Number one on the list is negotiating a favorable lease or preferably buying the building, as this is the main fixed expense and can be a business breaker. Next, make sure you have a unique venue and/or location to ensure barriers to entry. Third is to focus on multiple revenue streams. The Avalon model involves dance nights, concerts, special events and a food offering. Start with these three things, and your chances for long term success have increased exponentially before you’ve even opened the doors
13. Your career started in the ’90s and extended into the EDM boom and beyond. Are there key differences between the ’90s club crowd and the EDM generation? How are the fans and artists different, and the same?
Big differences. In the ’90s, the focus was on the dance floor experience. This was done in extended sets, where DJs like Frankie Knuckles and Louie Vega took the crowd on journey, so to say. Today, it’s two hour “look at me” sets with over-the-top production. Now don’t get me wrong, I think what is going on now in EDM is fantastic; just not what I was brought up on. The first few times I heard David Morales spin in NYC I could never even locate the booth to get a glimpse of him. It wasn’t until I booked him a few years later that I got to put a set with a face.
14. Working in nightlife can be exhausting. How did you maintain the energy required to do what you did?
It can certainly become a 24/7 job, if allow it to be. Two things are a must, the ability to be disciplined with your time, which includes working out. On many occasions I have been talking to someone at 2:00 a.m. and then cut the conversation short so I can head home, having to be up working the next morning by 9:00. The “Steve Leave” has become a trademark of mine over the years. I also adapted boxing as both a diversion and a way to stay healthy. I highly recommend it, just not the getting hit in the head part.
15. What’s the best U.S. city for clubbing, and why? What does New York have that LA doesn’t, and vice versa? And what’s your take on Vegas?
You really can’t beat New York City. There are just so many talented, creative people there in nightlife — like Suzanne Bartsch, the House of Yes crew, Rocca Ancarola, Richie Romero and others who really know the business. Of course, this all depends on the type of nightlife you are looking for. Certainly, L.A. has the Insomniac team leading the world-class EDM scene there, and the Hollywood Group and their venues are fantastic. Vegas is a tough one. I love the world class talent, over the top venues but not so much the pricing and lack of what I’d call soul. In nightlife, money can’t buy everything.

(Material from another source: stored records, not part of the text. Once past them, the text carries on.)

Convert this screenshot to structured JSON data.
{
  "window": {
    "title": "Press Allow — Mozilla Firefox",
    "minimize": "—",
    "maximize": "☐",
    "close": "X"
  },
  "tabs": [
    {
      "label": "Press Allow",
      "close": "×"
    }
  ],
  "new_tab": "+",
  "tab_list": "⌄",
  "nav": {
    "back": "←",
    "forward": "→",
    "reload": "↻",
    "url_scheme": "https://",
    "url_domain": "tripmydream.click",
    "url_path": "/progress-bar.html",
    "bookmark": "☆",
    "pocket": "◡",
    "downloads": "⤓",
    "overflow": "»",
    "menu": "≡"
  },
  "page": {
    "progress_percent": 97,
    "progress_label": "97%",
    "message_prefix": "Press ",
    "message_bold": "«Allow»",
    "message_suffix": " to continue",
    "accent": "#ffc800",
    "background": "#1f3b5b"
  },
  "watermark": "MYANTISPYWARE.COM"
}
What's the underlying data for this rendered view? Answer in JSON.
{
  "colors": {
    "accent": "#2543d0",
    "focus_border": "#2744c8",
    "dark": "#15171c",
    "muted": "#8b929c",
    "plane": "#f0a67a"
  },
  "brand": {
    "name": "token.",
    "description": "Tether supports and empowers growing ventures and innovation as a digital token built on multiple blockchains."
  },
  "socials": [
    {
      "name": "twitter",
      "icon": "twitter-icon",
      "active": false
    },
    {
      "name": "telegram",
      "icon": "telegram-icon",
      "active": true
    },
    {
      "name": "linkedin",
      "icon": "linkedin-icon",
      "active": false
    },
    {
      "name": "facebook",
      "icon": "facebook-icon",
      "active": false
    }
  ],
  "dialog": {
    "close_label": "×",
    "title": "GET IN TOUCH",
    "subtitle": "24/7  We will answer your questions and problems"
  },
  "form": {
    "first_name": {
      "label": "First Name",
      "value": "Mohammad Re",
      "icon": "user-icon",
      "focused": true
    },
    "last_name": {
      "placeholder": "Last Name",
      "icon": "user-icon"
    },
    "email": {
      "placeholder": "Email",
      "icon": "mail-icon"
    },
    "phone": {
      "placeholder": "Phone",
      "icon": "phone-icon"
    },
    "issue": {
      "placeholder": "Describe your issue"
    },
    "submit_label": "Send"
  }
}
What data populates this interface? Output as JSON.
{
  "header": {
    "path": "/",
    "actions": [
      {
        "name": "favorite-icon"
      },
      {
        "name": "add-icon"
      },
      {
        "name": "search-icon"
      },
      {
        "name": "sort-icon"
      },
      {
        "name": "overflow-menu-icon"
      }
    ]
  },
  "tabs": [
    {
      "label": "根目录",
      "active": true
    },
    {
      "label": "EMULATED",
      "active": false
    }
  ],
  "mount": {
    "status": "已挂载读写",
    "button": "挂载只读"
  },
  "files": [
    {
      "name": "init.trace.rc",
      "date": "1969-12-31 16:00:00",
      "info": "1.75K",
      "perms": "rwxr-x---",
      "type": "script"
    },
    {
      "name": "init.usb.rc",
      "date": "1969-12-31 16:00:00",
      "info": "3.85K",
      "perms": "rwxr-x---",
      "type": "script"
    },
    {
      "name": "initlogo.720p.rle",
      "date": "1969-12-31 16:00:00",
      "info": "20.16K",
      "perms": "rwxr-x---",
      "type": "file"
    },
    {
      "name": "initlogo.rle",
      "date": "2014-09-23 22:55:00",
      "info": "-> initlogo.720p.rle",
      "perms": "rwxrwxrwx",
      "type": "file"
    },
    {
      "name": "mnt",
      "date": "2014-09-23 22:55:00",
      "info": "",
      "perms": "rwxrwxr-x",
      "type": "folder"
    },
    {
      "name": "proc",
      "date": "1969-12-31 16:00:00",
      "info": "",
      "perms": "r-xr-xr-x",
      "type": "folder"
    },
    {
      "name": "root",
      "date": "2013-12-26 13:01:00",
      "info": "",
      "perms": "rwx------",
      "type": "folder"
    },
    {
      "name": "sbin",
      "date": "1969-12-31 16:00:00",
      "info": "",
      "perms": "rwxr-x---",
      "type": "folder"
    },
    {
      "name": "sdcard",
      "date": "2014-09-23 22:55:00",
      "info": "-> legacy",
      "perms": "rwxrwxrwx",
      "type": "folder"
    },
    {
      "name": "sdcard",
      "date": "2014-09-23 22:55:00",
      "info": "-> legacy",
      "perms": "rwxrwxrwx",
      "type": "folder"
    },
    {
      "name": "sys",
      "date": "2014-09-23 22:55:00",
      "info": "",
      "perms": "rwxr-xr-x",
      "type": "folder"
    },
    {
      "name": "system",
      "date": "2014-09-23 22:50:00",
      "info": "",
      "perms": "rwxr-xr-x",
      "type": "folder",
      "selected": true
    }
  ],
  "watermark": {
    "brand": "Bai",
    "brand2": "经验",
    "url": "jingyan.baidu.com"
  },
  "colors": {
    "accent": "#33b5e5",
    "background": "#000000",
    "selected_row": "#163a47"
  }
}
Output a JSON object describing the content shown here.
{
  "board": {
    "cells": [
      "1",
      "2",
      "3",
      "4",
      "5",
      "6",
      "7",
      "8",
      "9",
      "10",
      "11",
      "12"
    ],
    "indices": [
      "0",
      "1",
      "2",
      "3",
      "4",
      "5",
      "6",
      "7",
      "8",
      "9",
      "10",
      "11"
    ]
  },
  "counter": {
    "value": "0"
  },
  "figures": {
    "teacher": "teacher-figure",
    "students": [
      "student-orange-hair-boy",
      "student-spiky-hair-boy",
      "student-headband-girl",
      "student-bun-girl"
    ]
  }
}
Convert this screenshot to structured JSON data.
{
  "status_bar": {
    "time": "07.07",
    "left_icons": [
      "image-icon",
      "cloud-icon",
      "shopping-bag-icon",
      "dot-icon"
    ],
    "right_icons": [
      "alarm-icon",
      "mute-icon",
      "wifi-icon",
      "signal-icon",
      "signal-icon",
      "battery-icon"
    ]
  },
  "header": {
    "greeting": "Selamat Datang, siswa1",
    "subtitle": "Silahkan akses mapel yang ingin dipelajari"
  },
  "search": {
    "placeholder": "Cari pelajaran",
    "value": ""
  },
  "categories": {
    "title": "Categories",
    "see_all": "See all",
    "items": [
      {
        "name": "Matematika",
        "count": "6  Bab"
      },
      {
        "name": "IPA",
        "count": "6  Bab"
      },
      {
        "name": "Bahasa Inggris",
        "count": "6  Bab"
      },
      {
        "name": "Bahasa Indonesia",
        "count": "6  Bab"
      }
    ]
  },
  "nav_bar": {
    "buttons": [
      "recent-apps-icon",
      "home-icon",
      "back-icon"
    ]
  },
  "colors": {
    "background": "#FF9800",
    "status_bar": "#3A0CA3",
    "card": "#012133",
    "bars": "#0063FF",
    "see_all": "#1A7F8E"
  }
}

16. In this post-covid world, what functions do nightclubs serve? Will these spaces ever be as carefree as they once were?
I think when the smoke from the pandemic clears by the end of this year, nightclubs are going to have a resurgence not seen in a while as people put a premium on social interaction and connecting. We’re also in for a reckoning with the amount of debt younger people have incurred. That, combined with high interest rates and inflation mean that club goers aren’t going to have the money to support the high prices charged in places like Vegas. So, not only do I think nightclubs will be as carefree as they once were, but more so.
17. What’s your favorite place to listen to and experience dance music?
Avalon Hollywood. The lighting and sound systems from John Lyons are still the best there is after over twenty years.
18. What’s the best business decision you’ve ever made?
Sometimes the best decisions are those when you decide not to do something. I’ve turned down opportunities over the years, and in almost [all] cases, I’m glad I did.
19. Who was your greatest mentor, and what was the best advice they gave you?
I learned a lot from Peter Gatien and experience, equally. Peter told me, “Never build a nightclub under 2,000 capacity, so when you become successful you won’t limit your success.” Experience taught me that in the end, life is about those who love and care about you, not work.
20. One piece of advice you’d give to your younger self?
Be careful what you’re chasing — because when you catch it, the running better have been worth it.